Today, I look back through vague but wonderful memories, memories of childhood, memories my mother and I share. I remember playing games, cards and putting together puzzles which I still have stored in my attic. Did you ever know that "I Love Lucy" reruns were on at 3: 00 a.m.? On occasion I would run downstairs and wake my mom, who already knew that I had had a bad dream, and we'd watch together. She was very comforting. She showed alot of affection not only for me, but also for my brother and sister. All of us have experienced the same happiness our mother brought to our lives.
In 1992 my best friend's mother died of cancer. It was a tragedy, but as usual, my mother used her power of healing and got his family back on their feet. I remember she cooked for the grieving husband and sulking kids for two weeks. If you asked my friends (or the community) about my mother, they would say, "That woman has a heart of gold." I agree one-hundred percent.
I think the reason she is such a wonderful person is because the Holy Spirit resides within her. She is very holy and has persuaded me to go to church with her every Sunday for as long as I can remember. She belongs to the RCIA (Rite of Christian Initiation for Adults) which gives people the opportunity to become part of the Catholic religion.
About six years ago my mom decided that she wanted to pursue her lifelong goal of becoming a teacher. She knew it would be hard work raising three kids, doing housework, and studying at the same time. Nevertheless, in the long run, she believed it would pay off. What my mother didn't realize was that not all things pay off in this unfair world. After four hard, dedicated years of school, she graduated on a warm spring day. It was somehow better than perfect. It was unbelievable. My aunt and her family drove up from Virginia to celebrate this fantasic day. It was the first time I ever cried from being happy.
It's bizarre how fast a life can change. Two months later, the unpredictable happened. My mother was diagnosed with Multiple Sclerosis at the age of 44. This made me sick. I could not believe after all the good she had done for people, this could happen. This was the hardest time for me. I was very confused and cried every day. My faith in God just about disappeared, and so did my mom's dream of becoming a teacher. In my mind this tragedy didn't only affect my family, but the entire community.
Today, I watch my mom who is full of boredom and depressed. Every day she takes pills that help her function. Since there is no cure, she can only pray for a miracle. Pray, that is what I do all night and day. Somehow I still feel helpless because there is nothing I can do, especially after all she has done for me. I cannot just sit here and watch her mind and body suffer. As the days go by, she gets worse and worse. If you ever saw your mother have daily spasms, how would you feel? She is not the same person. She used to be able to remember everything, but now her memory is fading.

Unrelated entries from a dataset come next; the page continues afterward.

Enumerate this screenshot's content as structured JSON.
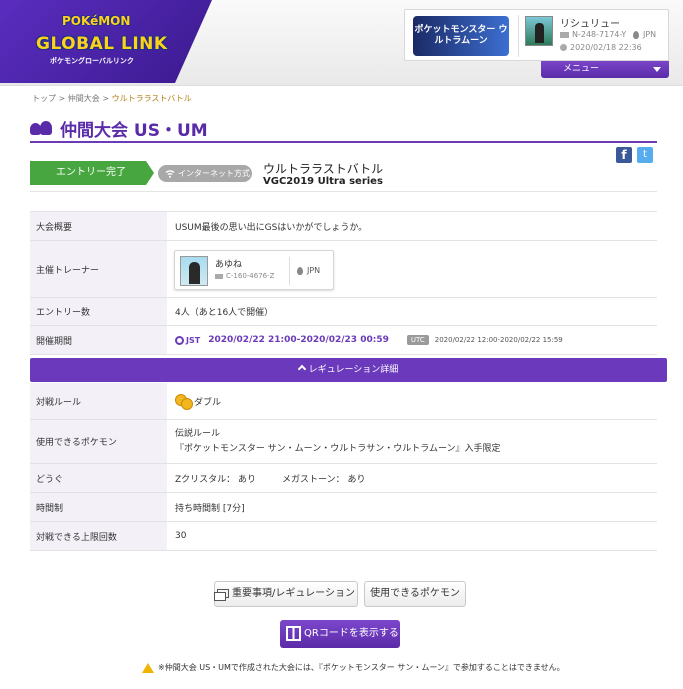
{
  "header": {
    "logo_top": "POKéMON",
    "logo_main": "GLOBAL LINK",
    "logo_sub": "ポケモングローバルリンク",
    "game_logo": "ポケットモンスター ウルトラムーン",
    "user": {
      "name": "リシュリュー",
      "id": "N-248-7174-Y",
      "datetime": "2020/02/18 22:36",
      "location": "JPN"
    },
    "menu_label": "メニュー"
  },
  "breadcrumb": {
    "top": "トップ",
    "competitions": "仲間大会",
    "current": "ウルトララストバトル",
    "sep": ">"
  },
  "page_title": "仲間大会 US・UM",
  "social": {
    "facebook": "f",
    "twitter": "t"
  },
  "competition": {
    "entry_status": "エントリー完了",
    "format_tag": "インターネット方式",
    "name": "ウルトララストバトル",
    "series": "VGC2019 Ultra series"
  },
  "info": {
    "overview_label": "大会概要",
    "overview": "USUM最後の思い出にGSはいかがでしょうか。",
    "host_label": "主催トレーナー",
    "host": {
      "name": "あゆね",
      "id": "C-160-4676-Z",
      "location": "JPN"
    },
    "entries_label": "エントリー数",
    "entries": "4人（あと16人で開催）",
    "period_label": "開催期間",
    "period_jst_tag": "JST",
    "period_jst": "2020/02/22 21:00-2020/02/23 00:59",
    "period_utc_tag": "UTC",
    "period_utc": "2020/02/22 12:00-2020/02/22 15:59"
  },
  "regulation": {
    "bar_label": "レギュレーション詳細",
    "battle_rule_label": "対戦ルール",
    "battle_rule": "ダブル",
    "pokemon_label": "使用できるポケモン",
    "pokemon_line1": "伝説ルール",
    "pokemon_line2": "『ポケットモンスター サン・ムーン・ウルトラサン・ウルトラムーン』入手限定",
    "items_label": "どうぐ",
    "z_crystal": "Zクリスタル： あり",
    "mega_stone": "メガストーン： あり",
    "time_label": "時間制",
    "time": "持ち時間制 [7分]",
    "limit_label": "対戦できる上限回数",
    "limit": "30"
  },
  "buttons": {
    "important": "重要事項/レギュレーション",
    "usable_pokemon": "使用できるポケモン",
    "qr": "QRコードを表示する"
  },
  "footer_note": "※仲間大会 US・UMで作成された大会には、『ポケットモンスター サン・ムーン』で参加することはできません。"
}
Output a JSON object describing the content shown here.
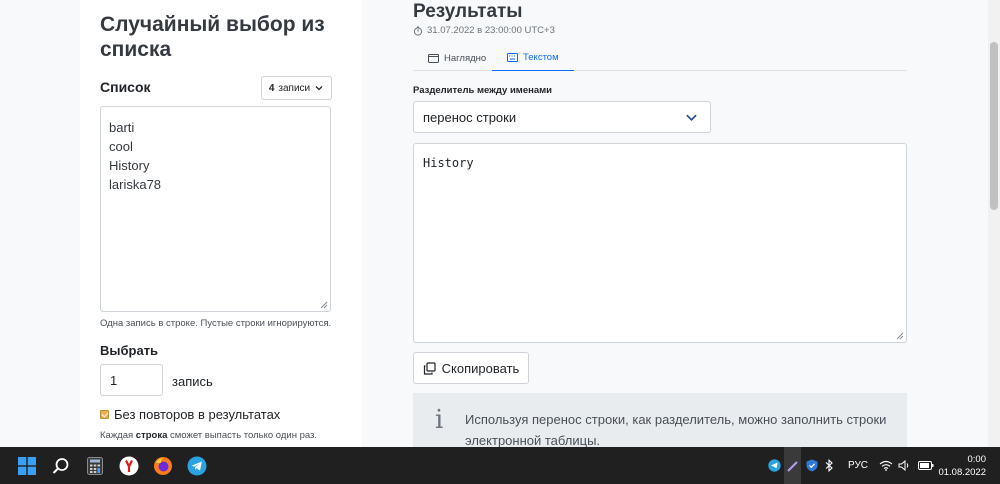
{
  "left_panel": {
    "title": "Случайный выбор из списка",
    "list_label": "Список",
    "records_count": "4",
    "records_word": "записи",
    "items": [
      "barti",
      "cool",
      "History",
      "lariska78"
    ],
    "list_help": "Одна запись в строке. Пустые строки игнорируются.",
    "choose_label": "Выбрать",
    "choose_value": "1",
    "choose_unit": "запись",
    "no_repeats_label": "Без повторов в результатах",
    "no_repeats_help_pre": "Каждая ",
    "no_repeats_help_bold": "строка",
    "no_repeats_help_post": " сможет выпасть только один раз.",
    "no_repeats_checked": true
  },
  "results": {
    "title": "Результаты",
    "timestamp": "31.07.2022 в 23:00:00 UTC+3",
    "tabs": [
      {
        "label": "Наглядно",
        "active": false,
        "icon": "window-icon"
      },
      {
        "label": "Текстом",
        "active": true,
        "icon": "keyboard-icon"
      }
    ],
    "separator_label": "Разделитель между именами",
    "separator_value": "перенос строки",
    "output_text": "History",
    "copy_label": "Скопировать",
    "info_text": "Используя перенос строки, как разделитель, можно заполнить строки электронной таблицы."
  },
  "taskbar": {
    "pinned": [
      "windows-start-icon",
      "search-icon",
      "calculator-icon",
      "yandex-browser-icon",
      "firefox-icon",
      "telegram-icon"
    ],
    "tray_icons": [
      "telegram-tray-icon",
      "pen-tray-icon",
      "defender-tray-icon",
      "bluetooth-icon"
    ],
    "language": "РУС",
    "time": "0:00",
    "date": "01.08.2022"
  },
  "colors": {
    "accent": "#0d6efd",
    "checkbox": "#f0ad4e",
    "taskbar": "#202020"
  }
}
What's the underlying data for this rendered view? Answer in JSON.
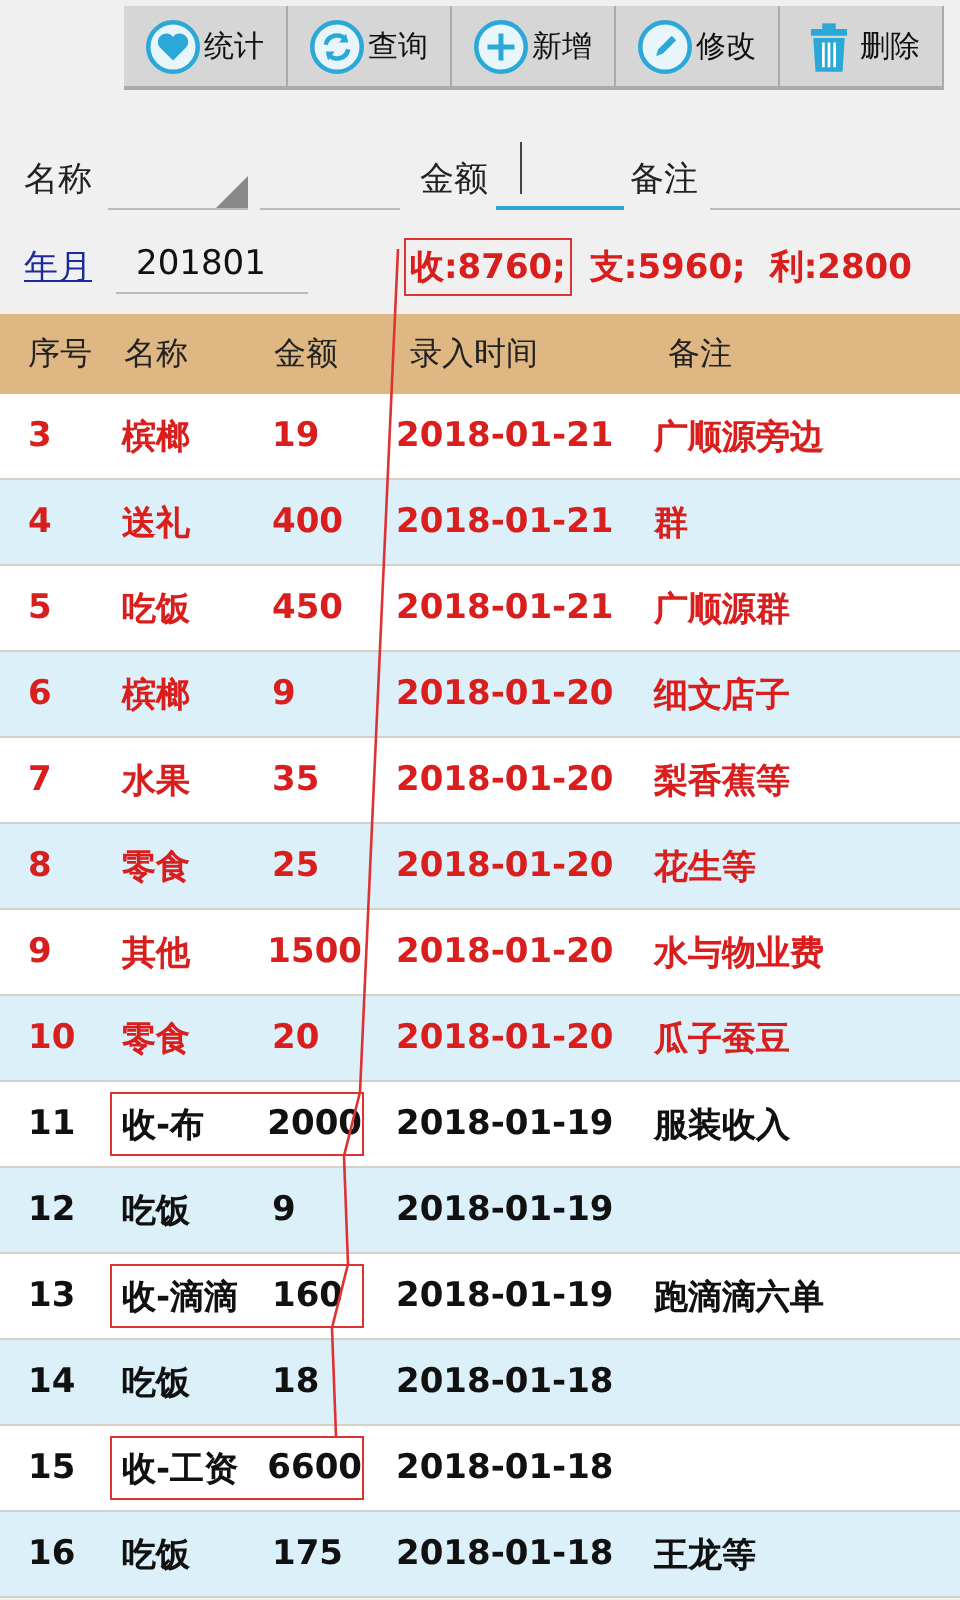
{
  "toolbar": [
    {
      "kind": "heart",
      "label": "统计"
    },
    {
      "kind": "refresh",
      "label": "查询"
    },
    {
      "kind": "plus",
      "label": "新增"
    },
    {
      "kind": "pencil",
      "label": "修改"
    },
    {
      "kind": "trash",
      "label": "删除"
    }
  ],
  "form": {
    "name_label": "名称",
    "amount_label": "金额",
    "note_label": "备注",
    "amount_focused": true
  },
  "period": {
    "link": "年月",
    "value": "201801"
  },
  "summary": [
    {
      "text": "收:8760;",
      "boxed": true
    },
    {
      "text": "支:5960;",
      "boxed": false
    },
    {
      "text": "利:2800",
      "boxed": false
    }
  ],
  "table": {
    "columns": [
      "序号",
      "名称",
      "金额",
      "录入时间",
      "备注"
    ],
    "rows": [
      {
        "no": "3",
        "name": "槟榔",
        "amount": "19",
        "date": "2018-01-21",
        "note": "广顺源旁边",
        "color": "#d91e1e",
        "boxed": false
      },
      {
        "no": "4",
        "name": "送礼",
        "amount": "400",
        "date": "2018-01-21",
        "note": "群",
        "color": "#d91e1e",
        "boxed": false
      },
      {
        "no": "5",
        "name": "吃饭",
        "amount": "450",
        "date": "2018-01-21",
        "note": "广顺源群",
        "color": "#d91e1e",
        "boxed": false
      },
      {
        "no": "6",
        "name": "槟榔",
        "amount": "9",
        "date": "2018-01-20",
        "note": "细文店子",
        "color": "#d91e1e",
        "boxed": false
      },
      {
        "no": "7",
        "name": "水果",
        "amount": "35",
        "date": "2018-01-20",
        "note": "梨香蕉等",
        "color": "#d91e1e",
        "boxed": false
      },
      {
        "no": "8",
        "name": "零食",
        "amount": "25",
        "date": "2018-01-20",
        "note": "花生等",
        "color": "#d91e1e",
        "boxed": false
      },
      {
        "no": "9",
        "name": "其他",
        "amount": "1500",
        "date": "2018-01-20",
        "note": "水与物业费",
        "color": "#d91e1e",
        "boxed": false
      },
      {
        "no": "10",
        "name": "零食",
        "amount": "20",
        "date": "2018-01-20",
        "note": "瓜子蚕豆",
        "color": "#d91e1e",
        "boxed": false
      },
      {
        "no": "11",
        "name": "收-布",
        "amount": "2000",
        "date": "2018-01-19",
        "note": "服装收入",
        "color": "#111111",
        "boxed": true
      },
      {
        "no": "12",
        "name": "吃饭",
        "amount": "9",
        "date": "2018-01-19",
        "color": "#111111",
        "boxed": false
      },
      {
        "no": "13",
        "name": "收-滴滴",
        "amount": "160",
        "date": "2018-01-19",
        "note": "跑滴滴六单",
        "color": "#111111",
        "boxed": true
      },
      {
        "no": "14",
        "name": "吃饭",
        "amount": "18",
        "date": "2018-01-18",
        "color": "#111111",
        "boxed": false
      },
      {
        "no": "15",
        "name": "收-工资",
        "amount": "6600",
        "date": "2018-01-18",
        "color": "#111111",
        "boxed": true
      },
      {
        "no": "16",
        "name": "吃饭",
        "amount": "175",
        "date": "2018-01-18",
        "note": "王龙等",
        "color": "#111111",
        "boxed": false
      }
    ]
  }
}
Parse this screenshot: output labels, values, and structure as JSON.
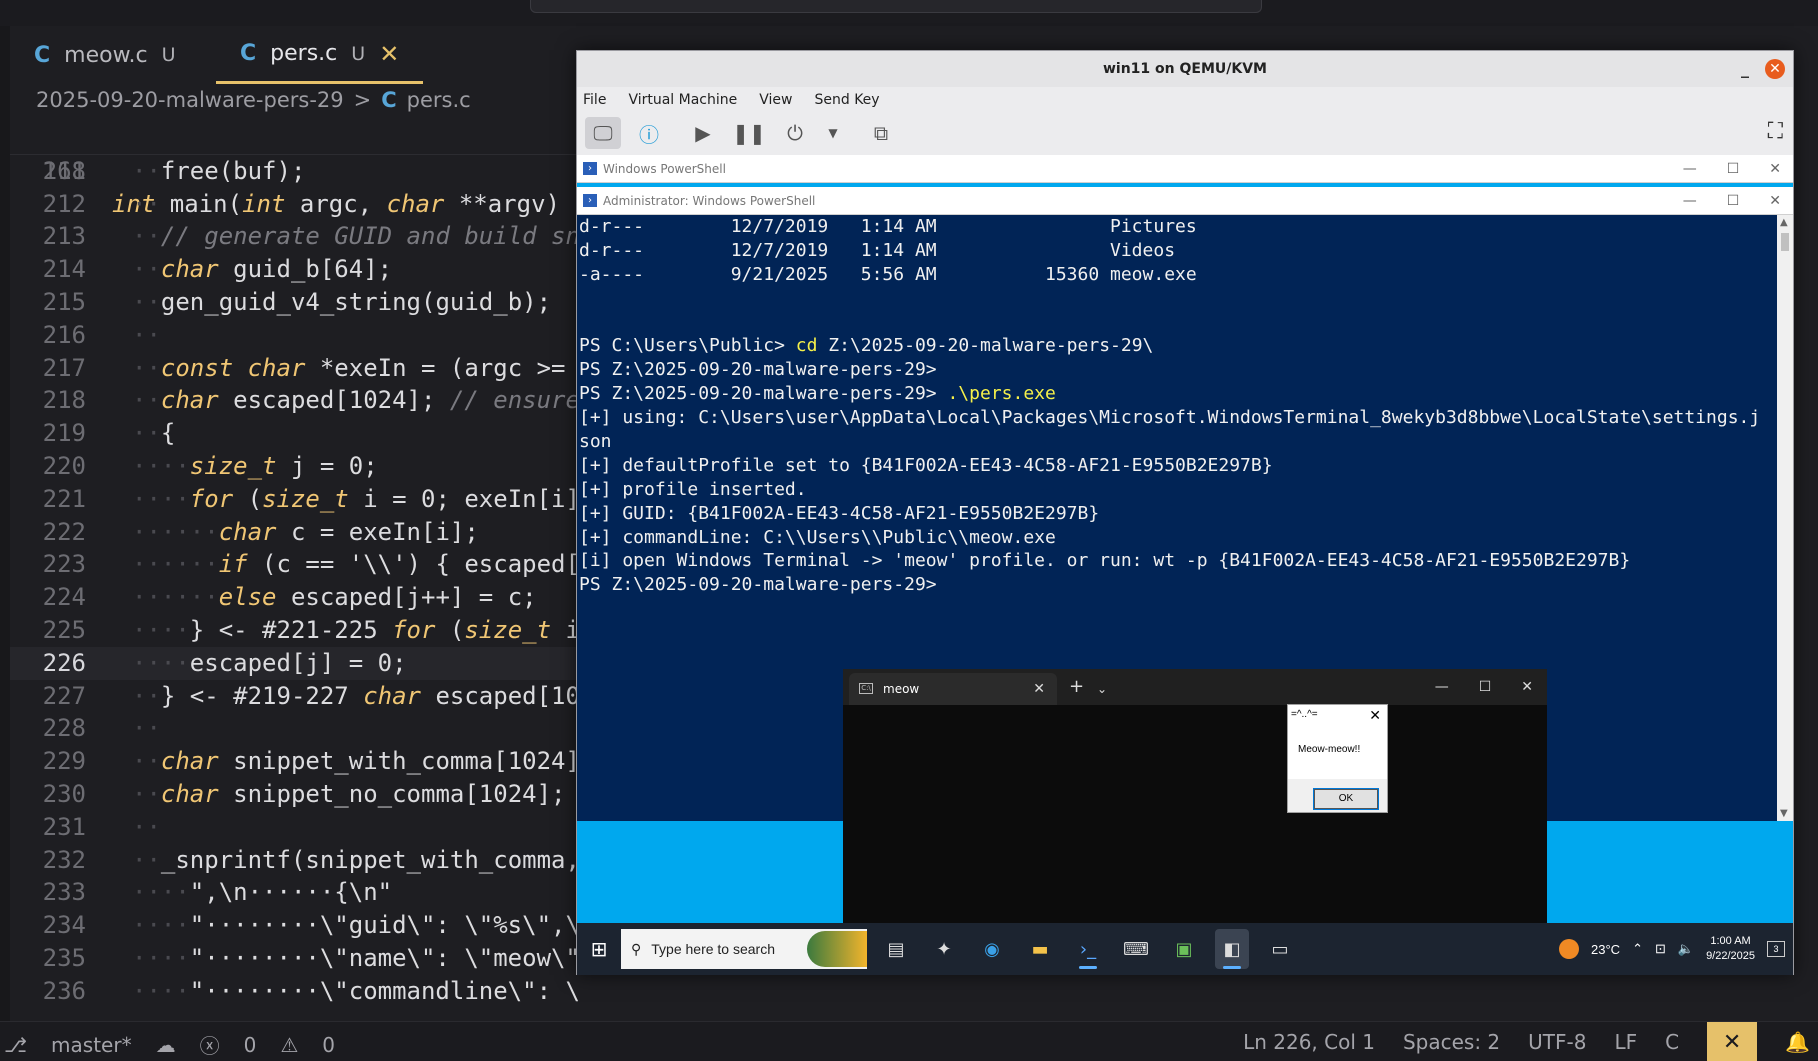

Multiple Sclerosis is a very serious disease that is desperate for a cure. It slowly kills by affecting the nervous system. I just wish I could tell my mother that everything will be okay like she used to tell me when I had a nightmare or the chicken pox. These past two years have been rather difficult. My dad had to get another job (as a limousine driver), so Friday and Saturday nights he is working. I wanted to go out with friends, but didn't want to leave my mother alone. I always would worry about her.
Then, I decided I must move on with my life and accept the fact that she might never get better. Since my decision, I have become more mature, responsible, and active in school and work. I feel less obligated to stay home on Friday and Saturday nights. I have found a wonderful girlfriend with whom I plan to spend the rest of my life. I have overcome the hardest obstacle I believe I would ever have to face - accepting that my mother is slowly dying. Through the years I have always been able to change negative situations into positive ones. At the moment, I'm happy with my life.
Today, I am a hard-working young man who understands that achieving success in life is the best tribute I can offer to the woman who has played such a big part in shaping who I have become. -
This piece has been published in Teen Ink’s monthly print magazine.